There are many things to keep in mind when reading omens. Perhaps most importantly is to not pursue Cryptomancy as a specialty. Despite the name, Cryptomancy is a broad and generalized field, and nearly all schools of Divination utilize it to some degree or other. Unless one's interest is entirely a scholastic one, to attempt to specialize in Cryptomancy is to attempt to specialize in all of Divination, which, to reiterate, is strongly discouraged for the purpose of one's sanity. Trying to chart the winds of fortune by spotting every omen there is to find is one of the most common ways that talented diviners have been driven mad - seeing contradicting portents and symbols in everything at all times. Every diviner must have a basic grasp of omens, but remember, the diviner is an observer, nothing more. Seeking out particular omens is tantamount to the delusion of controlling fate. Keep one's inner eye open and clear, and one will not have to look for omens, they will reveal themselves. If an omen does not want to be seen, it will not be seen.
The second thing to remember is to not take the previous rule to heart. Exclusively practicing Cryptomancy is one quick portkey away from madness, but a strong understanding of omens is always healthy. If one is truly interested in the subject, instead of trying to know as vast a quantity of different omens as possible, one can find several specific omens to specialize in. Portents and glyphs are never completely clear, but a deeper understanding of an omen will help one make a better interpretation and a more accurate prediction whenever it appears.
The third thing to remember is not every sign is a recognized omen, and not everything is a sign. The field of Divination is complex; so complex, in fact, that humans will likely never completely uncover its mysteries. And so there will be many times when looking for signs or not, when one's inner eye will immediately take notice of a sign. Even if one does not recognize the omen, regardless of whether or not it is an omen in the first place, the sixth sense is being stimulated, and one should know to trust it without question. During these times, the future will be clearer than usual, and all the knowledge of all the omens in the world would not help one see more clearly.

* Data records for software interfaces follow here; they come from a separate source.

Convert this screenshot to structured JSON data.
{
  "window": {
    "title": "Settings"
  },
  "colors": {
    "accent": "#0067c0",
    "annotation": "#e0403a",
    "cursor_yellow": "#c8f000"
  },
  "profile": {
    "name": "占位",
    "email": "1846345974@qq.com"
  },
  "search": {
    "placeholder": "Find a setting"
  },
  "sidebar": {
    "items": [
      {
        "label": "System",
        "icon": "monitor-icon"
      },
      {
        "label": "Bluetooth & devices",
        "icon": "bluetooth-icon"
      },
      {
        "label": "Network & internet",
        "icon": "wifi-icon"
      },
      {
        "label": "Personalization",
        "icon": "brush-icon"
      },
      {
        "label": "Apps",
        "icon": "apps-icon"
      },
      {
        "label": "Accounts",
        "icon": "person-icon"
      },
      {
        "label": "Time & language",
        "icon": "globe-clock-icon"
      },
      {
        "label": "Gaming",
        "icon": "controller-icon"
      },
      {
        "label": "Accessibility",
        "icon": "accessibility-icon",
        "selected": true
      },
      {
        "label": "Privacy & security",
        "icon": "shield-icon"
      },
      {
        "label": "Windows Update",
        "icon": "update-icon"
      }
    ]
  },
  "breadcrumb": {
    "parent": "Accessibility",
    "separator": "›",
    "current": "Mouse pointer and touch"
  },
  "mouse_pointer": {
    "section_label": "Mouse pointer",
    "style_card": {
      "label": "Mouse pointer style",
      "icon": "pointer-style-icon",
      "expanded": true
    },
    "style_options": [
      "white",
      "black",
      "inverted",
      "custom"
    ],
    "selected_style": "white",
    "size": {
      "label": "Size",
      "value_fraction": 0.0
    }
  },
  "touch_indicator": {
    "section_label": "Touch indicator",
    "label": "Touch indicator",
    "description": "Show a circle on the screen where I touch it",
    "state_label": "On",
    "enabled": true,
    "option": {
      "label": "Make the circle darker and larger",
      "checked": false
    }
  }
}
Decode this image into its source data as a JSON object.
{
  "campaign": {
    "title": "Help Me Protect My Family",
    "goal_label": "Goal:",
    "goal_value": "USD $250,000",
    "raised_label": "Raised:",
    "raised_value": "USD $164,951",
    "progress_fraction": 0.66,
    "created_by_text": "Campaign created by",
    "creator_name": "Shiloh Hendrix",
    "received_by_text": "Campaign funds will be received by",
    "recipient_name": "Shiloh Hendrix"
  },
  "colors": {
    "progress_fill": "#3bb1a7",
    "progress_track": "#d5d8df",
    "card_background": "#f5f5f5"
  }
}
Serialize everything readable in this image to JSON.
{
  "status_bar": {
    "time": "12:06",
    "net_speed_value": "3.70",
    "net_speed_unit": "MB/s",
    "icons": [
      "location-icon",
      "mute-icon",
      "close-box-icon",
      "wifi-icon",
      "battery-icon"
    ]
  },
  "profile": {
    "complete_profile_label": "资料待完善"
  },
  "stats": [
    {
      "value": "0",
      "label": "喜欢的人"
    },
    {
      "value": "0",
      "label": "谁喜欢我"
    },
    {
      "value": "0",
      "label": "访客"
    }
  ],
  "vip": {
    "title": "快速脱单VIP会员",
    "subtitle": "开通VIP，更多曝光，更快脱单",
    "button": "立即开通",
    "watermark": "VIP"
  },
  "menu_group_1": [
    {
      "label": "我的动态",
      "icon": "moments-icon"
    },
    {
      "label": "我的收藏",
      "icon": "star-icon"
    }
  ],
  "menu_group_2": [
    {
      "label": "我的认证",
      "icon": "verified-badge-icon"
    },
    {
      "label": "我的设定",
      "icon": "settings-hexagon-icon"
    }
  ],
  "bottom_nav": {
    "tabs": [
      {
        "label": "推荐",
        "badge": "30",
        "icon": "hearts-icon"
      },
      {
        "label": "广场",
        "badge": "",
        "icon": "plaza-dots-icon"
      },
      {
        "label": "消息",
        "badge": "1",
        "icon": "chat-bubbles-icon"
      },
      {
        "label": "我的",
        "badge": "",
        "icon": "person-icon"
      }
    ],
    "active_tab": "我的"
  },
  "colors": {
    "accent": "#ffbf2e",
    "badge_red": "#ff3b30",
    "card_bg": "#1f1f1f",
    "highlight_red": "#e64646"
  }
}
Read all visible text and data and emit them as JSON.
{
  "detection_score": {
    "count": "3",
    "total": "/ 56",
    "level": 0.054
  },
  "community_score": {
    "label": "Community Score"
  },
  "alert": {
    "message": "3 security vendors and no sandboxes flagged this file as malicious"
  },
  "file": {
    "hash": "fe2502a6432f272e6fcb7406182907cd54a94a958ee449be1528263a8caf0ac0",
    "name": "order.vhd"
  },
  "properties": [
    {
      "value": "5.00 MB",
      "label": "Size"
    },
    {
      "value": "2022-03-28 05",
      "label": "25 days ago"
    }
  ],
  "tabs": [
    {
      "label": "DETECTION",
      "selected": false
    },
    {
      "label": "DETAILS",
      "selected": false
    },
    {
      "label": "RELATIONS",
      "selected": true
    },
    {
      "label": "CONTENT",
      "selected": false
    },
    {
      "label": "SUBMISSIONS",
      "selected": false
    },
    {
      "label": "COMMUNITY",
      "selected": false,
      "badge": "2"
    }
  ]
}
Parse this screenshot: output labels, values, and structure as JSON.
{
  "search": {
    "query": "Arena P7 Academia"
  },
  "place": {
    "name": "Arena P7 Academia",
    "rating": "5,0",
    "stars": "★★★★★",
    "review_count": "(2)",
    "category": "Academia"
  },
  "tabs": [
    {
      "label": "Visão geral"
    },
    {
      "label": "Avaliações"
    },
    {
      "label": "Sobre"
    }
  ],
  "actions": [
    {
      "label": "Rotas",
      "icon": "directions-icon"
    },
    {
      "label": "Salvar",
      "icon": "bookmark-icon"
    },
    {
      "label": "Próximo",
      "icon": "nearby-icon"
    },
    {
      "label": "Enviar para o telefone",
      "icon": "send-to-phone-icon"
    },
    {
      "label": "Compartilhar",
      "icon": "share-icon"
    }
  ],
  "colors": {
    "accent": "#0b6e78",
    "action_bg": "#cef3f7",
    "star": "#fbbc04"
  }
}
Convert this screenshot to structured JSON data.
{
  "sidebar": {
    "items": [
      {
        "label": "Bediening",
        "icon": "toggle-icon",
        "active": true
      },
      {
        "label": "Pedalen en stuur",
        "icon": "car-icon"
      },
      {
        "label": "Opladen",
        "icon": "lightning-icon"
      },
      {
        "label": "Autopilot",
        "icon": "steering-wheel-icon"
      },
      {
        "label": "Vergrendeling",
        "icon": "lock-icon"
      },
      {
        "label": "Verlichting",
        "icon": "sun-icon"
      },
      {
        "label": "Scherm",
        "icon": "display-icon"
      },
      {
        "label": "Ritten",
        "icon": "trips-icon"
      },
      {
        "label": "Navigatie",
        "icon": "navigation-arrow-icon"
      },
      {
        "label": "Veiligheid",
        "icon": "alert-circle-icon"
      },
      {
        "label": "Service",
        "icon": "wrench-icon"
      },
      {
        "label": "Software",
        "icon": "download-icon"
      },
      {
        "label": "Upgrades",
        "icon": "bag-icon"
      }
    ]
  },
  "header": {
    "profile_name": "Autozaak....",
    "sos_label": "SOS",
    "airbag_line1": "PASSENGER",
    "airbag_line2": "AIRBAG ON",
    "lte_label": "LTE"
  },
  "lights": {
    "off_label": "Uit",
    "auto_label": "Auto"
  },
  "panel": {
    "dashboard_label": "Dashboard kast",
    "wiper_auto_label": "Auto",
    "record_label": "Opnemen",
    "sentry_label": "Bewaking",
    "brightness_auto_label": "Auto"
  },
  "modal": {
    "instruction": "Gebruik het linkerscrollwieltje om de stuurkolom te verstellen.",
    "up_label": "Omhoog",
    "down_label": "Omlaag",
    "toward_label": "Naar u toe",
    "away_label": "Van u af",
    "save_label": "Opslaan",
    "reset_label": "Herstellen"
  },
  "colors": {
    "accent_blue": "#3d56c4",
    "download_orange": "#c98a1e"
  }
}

The fourth thing to remember is to use caution and common sense. A querent's future is rarely laid out plainly for them, and omens offer no greater degree of clarity. Occasionally, one will see omens that contradict one another, or omens that tell of future events that seem impossible. It is important to think critically. Is this what the omens are really signifying, or have they just been interpreted incorrectly? Are these omens foretelling one future event, or several? Has one seen enough omens come to pass to truly rule this future out as impossible? And of course, ask oneself the golden question: is there even an omen present in the first place?
Lastly, remember to simply observe. There is no such thing as chance or chaos, and so nothing is insignificant. Keep one's mind open wide, and one's inner eye open wider. Trust one's feelings and do not make the mistake that so many bright minds and hearts have wasted their lives for over the centuries. Do not contaminate one's divinations with wishes and worries for the future. Clear the mind and trust only the senses, and only after one has accurately made a prediction in such a manner can one begin thinking about altering one's fate.